January 2, exactly 40 days have passed since the death of Vedzhie Kashka, a veteran of the Crimean Tatar national movement, a patriot of her people.

A prayer service for the legendary woman was held in Crimea in this regard.

Vedzhie Kashka's name today stands in line with such people as Yuri Shchekochikhin, Aleksander Litvinenko, Anna Politkovskaya, Sergei Magnitsky, Boris Nemtsov, Pavel Sheremet and many others who were killed telling the truth about Putin's crimes.

On November 23, Kashka stayed with several other Crimean Tatar activists, including Bekir Degermendzhi, Asan Chapukh, and Kyazim Ametov in a café in Simferopol, a major city in the Russian-occupied Crimean Peninsula.
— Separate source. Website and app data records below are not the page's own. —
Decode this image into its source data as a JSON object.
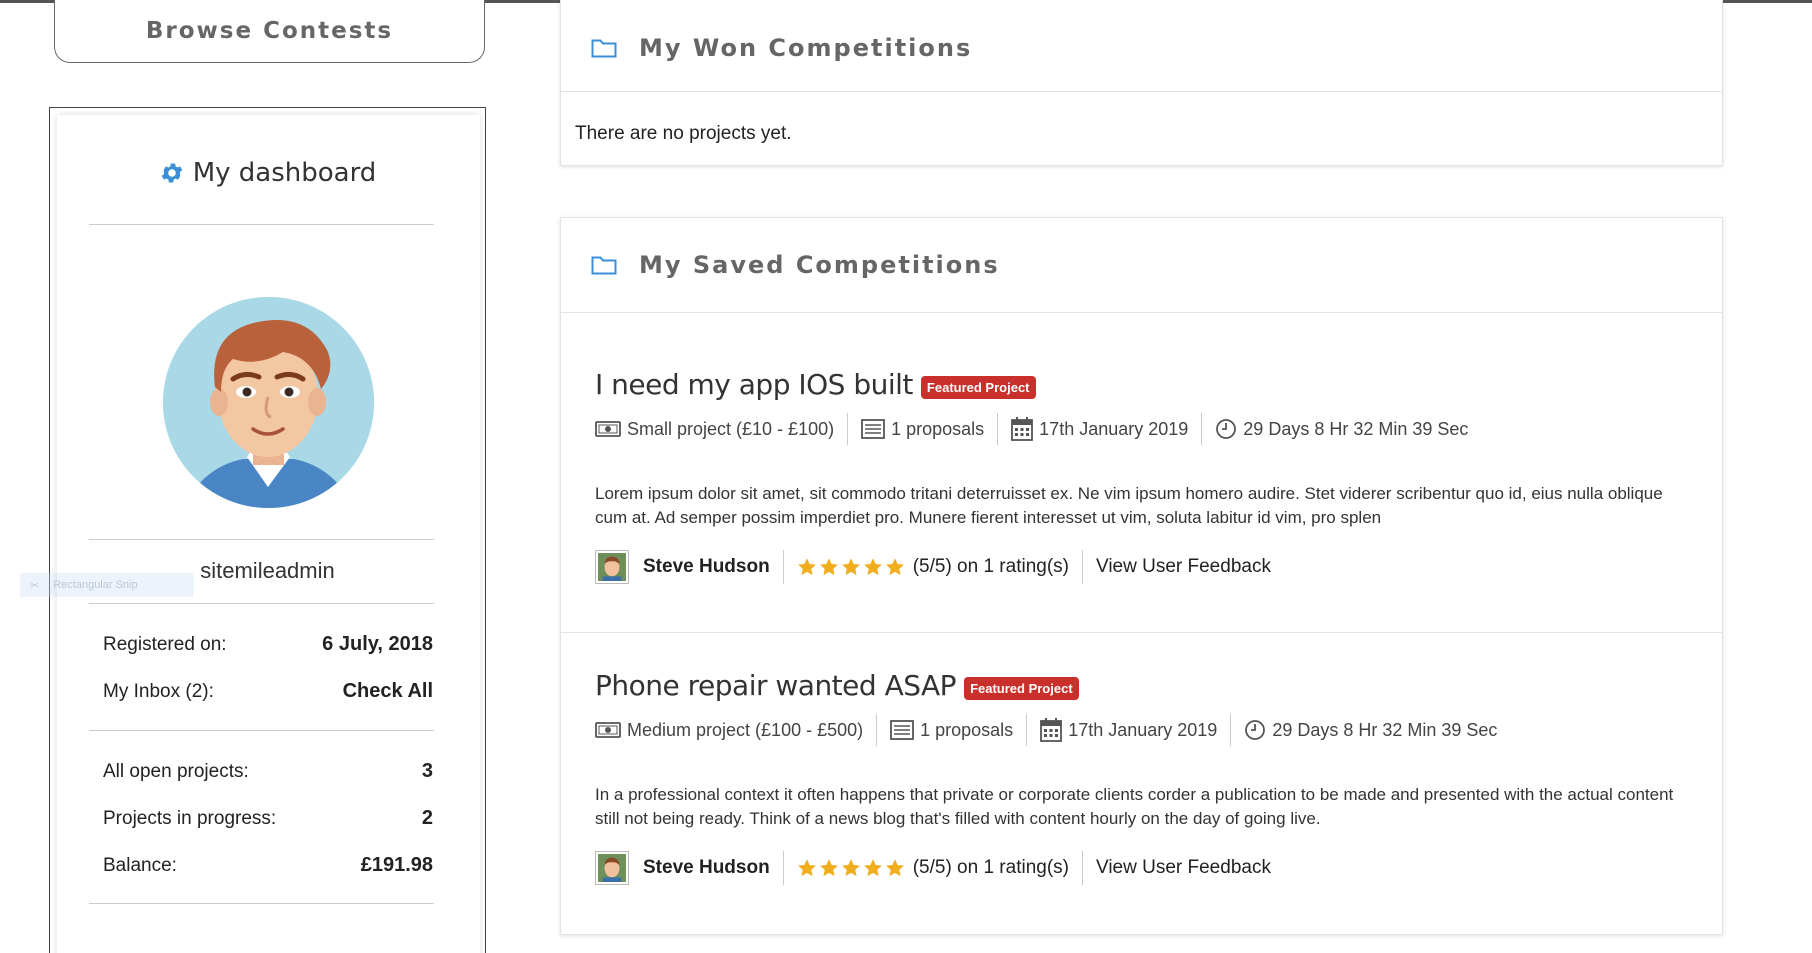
{
  "sidebar": {
    "browse_label": "Browse Contests",
    "dashboard_title": "My dashboard",
    "username": "sitemileadmin",
    "snip_label": "Rectangular Snip",
    "stats": [
      {
        "label": "Registered on:",
        "value": "6 July, 2018"
      },
      {
        "label": "My Inbox (2):",
        "value": "Check All"
      },
      {
        "label": "All open projects:",
        "value": "3"
      },
      {
        "label": "Projects in progress:",
        "value": "2"
      },
      {
        "label": "Balance:",
        "value": "£191.98"
      }
    ]
  },
  "won": {
    "title": "My Won Competitions",
    "empty_text": "There are no projects yet."
  },
  "saved": {
    "title": "My Saved Competitions",
    "projects": [
      {
        "title": "I need my app IOS built",
        "badge": "Featured Project",
        "budget": "Small project (£10 - £100)",
        "proposals": "1 proposals",
        "date": "17th January 2019",
        "time_left": "29 Days 8 Hr 32 Min 39 Sec",
        "description": "Lorem ipsum dolor sit amet, sit commodo tritani deterruisset ex. Ne vim ipsum homero audire. Stet viderer scribentur quo id, eius nulla oblique cum at. Ad semper possim imperdiet pro. Munere fierent interesset ut vim, soluta labitur id vim, pro splen",
        "user": "Steve Hudson",
        "rating": "(5/5) on 1 rating(s)",
        "rating_value": 5,
        "feedback_link": "View User Feedback"
      },
      {
        "title": "Phone repair wanted ASAP",
        "badge": "Featured Project",
        "budget": "Medium project (£100 - £500)",
        "proposals": "1 proposals",
        "date": "17th January 2019",
        "time_left": "29 Days 8 Hr 32 Min 39 Sec",
        "description": "In a professional context it often happens that private or corporate clients corder a publication to be made and presented with the actual content still not being ready. Think of a news blog that's filled with content hourly on the day of going live.",
        "user": "Steve Hudson",
        "rating": "(5/5) on 1 rating(s)",
        "rating_value": 5,
        "feedback_link": "View User Feedback"
      }
    ]
  },
  "colors": {
    "badge": "#c9302c",
    "star": "#f0ad1e",
    "folder_icon": "#3a8fd6",
    "gear_icon": "#3a8fd6"
  }
}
The activists came to help Kashka with a financial matter; she had apparently loaned money to a Turkish man who did not return it. The meeting was disrupted by heavily-armed Russian FSB agents. The sting was organized to arrest the Tatars for the “extortion” from the Turkish man.

During the search, detention, and arrest, Kashka fell ill, and was quickly transported to the hospital, where she died. The Russian occupation authorities attributed her death to “stress”, but did not openly acknowledge that the stress was caused by blatant entrapment and mistreatment by Russian state security forces.

Kashka herself experienced all the burdens her people had endured.

When she was a child, the NKVD, by order of the Soviet dictator Joseph Stalin, sent her and the entire Crimean Tatar people to Central Asia, killing all those who resisted. Kashka spent most of her adult life convincing officials of the Brezhnev era to allow her people to return to their native land.

After Khrushchev’s “Secret Speech,” which shifted the blame for the Soviet state’s manifold crimes onto the shoulders of the deceased Stalin, the deported Tatars began to agitate for the right to return to their homes in Crimea. Kashka and her family returned in 1969, but the institutionalized discrimination and persecution of the Crimean Tatars was far from over.

The land once inhabited by the expelled Crimean Tatars was settled by Russians, who were quick to bring the repressive weight of Soviet power to bear on the Crimean Tatars slowly trickling back to their vatan (homeland). In 1974, Soviet authorities attempted to expel Vedzhie Kashka, her husband Bekir, and their four children from their home once again. In response, she penned an appeal to the Moscow authorities. “Is it such a crime to be a Crimean Tatar?” Kashka wrote in the close of the letter. “You have made the whole world black for all of us.” Only after the legendary Soviet dissident Andrei Sakharov intervened on her behalf Kashka’s family was allowed to remain in Crimea unmolested.

Kashka continued to fight for freedom of the Crimea even at advanced ages following the annexation of her homeland by the Russian invaders in 2014.

5 thousand Crimean Tatars came at her funeral.

Her friends, activists and all those who knew something about this legendary woman speak about her with pride and reverence.

Refat Chubarov, Chairman of the Mejlis of the Crimean Tatar people, Chairman of the World Congress of Crimean Tatars, called her death a murder right on the first day after the death of Kashka.

“The FSB organized regular round-ups and pogroms, using even new methods of provocation. Arrests are quite possible. A hybrid war for the right to live in dignity in the homeland continues. The non-violent struggle of the Crimean Tatar people for their rights and freedoms is our contribution to the restoration of the territorial integrity of Ukraine,” Chubarov stated.

Later, the Ukrainian Foreign Ministry expressed condolences in connection with the death of Vedzhie Kashka.

“Vedzhie Kashka was legendary woman and desperately fought for the return and peaceful life of the Crimean Tatar people on their land,” said Inci Bowman, President of the International Committee for Crimea and a Crimean Tatar himself.

The Prosecutor’s Office of the Autonomous Republic of Crimea opened a criminal investigation into the facts of illegal searches, detentions of activists and death of Vedzhie Kashka.

QHA prepared a video about the life and struggle of a veteran of the Crimean Tatar national movement called "Vedzhie Kashka is a symbol of the struggle of the Crimean Tatars".